*** Information given ***
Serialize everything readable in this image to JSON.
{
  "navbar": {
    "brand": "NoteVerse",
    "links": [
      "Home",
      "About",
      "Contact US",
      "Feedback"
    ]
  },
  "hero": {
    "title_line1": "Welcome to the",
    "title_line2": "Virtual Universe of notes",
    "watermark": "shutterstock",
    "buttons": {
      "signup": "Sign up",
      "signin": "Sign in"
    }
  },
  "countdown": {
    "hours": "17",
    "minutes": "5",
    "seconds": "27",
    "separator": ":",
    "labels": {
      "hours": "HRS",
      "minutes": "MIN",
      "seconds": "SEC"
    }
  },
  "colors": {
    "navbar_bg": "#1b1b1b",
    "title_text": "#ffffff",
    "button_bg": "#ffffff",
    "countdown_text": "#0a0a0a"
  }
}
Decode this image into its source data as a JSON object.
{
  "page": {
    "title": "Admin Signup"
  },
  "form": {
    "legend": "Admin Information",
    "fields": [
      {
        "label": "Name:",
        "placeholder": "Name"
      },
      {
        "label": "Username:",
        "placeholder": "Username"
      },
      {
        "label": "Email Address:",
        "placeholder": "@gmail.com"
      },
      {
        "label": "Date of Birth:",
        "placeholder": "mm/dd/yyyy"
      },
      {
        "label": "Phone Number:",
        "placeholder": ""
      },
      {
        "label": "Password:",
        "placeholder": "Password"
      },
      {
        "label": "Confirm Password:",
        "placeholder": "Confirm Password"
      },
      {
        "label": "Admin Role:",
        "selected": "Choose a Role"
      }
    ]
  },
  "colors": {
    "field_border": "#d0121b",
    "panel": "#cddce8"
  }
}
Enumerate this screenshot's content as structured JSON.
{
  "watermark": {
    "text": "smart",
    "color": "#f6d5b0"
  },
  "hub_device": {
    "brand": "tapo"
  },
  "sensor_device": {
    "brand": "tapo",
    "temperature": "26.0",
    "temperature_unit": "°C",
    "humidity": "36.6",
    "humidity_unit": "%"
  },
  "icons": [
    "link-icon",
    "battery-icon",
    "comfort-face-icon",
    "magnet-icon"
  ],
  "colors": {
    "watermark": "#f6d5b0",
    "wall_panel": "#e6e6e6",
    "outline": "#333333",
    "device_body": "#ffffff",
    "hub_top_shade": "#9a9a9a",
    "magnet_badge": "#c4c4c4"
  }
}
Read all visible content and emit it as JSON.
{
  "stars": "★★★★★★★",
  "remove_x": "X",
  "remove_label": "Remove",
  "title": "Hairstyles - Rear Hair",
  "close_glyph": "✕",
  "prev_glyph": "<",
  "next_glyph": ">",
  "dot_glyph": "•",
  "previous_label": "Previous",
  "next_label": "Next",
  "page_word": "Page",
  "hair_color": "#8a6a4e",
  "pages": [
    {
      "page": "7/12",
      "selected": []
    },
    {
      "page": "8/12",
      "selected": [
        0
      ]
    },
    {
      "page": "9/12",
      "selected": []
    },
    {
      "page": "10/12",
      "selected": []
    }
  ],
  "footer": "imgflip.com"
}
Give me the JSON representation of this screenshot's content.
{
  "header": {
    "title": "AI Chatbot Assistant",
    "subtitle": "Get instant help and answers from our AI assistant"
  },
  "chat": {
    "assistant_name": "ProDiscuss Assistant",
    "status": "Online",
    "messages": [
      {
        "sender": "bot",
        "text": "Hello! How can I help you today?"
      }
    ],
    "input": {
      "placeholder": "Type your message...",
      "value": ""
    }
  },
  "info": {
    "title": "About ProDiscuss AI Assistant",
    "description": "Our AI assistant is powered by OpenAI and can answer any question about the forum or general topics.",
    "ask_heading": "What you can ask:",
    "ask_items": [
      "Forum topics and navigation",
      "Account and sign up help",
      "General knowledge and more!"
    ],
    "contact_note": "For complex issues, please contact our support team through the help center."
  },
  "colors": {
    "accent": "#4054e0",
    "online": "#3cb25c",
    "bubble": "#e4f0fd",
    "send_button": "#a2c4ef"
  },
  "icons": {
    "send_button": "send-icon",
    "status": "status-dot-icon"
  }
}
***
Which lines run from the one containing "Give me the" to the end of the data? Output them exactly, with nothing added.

Give me the JSON representation of this screenshot's content.
{
  "header": {
    "title": "AI Chatbot Assistant",
    "subtitle": "Get instant help and answers from our AI assistant"
  },
  "chat": {
    "assistant_name": "ProDiscuss Assistant",
    "status": "Online",
    "messages": [
      {
        "sender": "bot",
        "text": "Hello! How can I help you today?"
      }
    ],
    "input": {
      "placeholder": "Type your message...",
      "value": ""
    }
  },
  "info": {
    "title": "About ProDiscuss AI Assistant",
    "description": "Our AI assistant is powered by OpenAI and can answer any question about the forum or general topics.",
    "ask_heading": "What you can ask:",
    "ask_items": [
      "Forum topics and navigation",
      "Account and sign up help",
      "General knowledge and more!"
    ],
    "contact_note": "For complex issues, please contact our support team through the help center."
  },
  "colors": {
    "accent": "#4054e0",
    "online": "#3cb25c",
    "bubble": "#e4f0fd",
    "send_button": "#a2c4ef"
  },
  "icons": {
    "send_button": "send-icon",
    "status": "status-dot-icon"
  }
}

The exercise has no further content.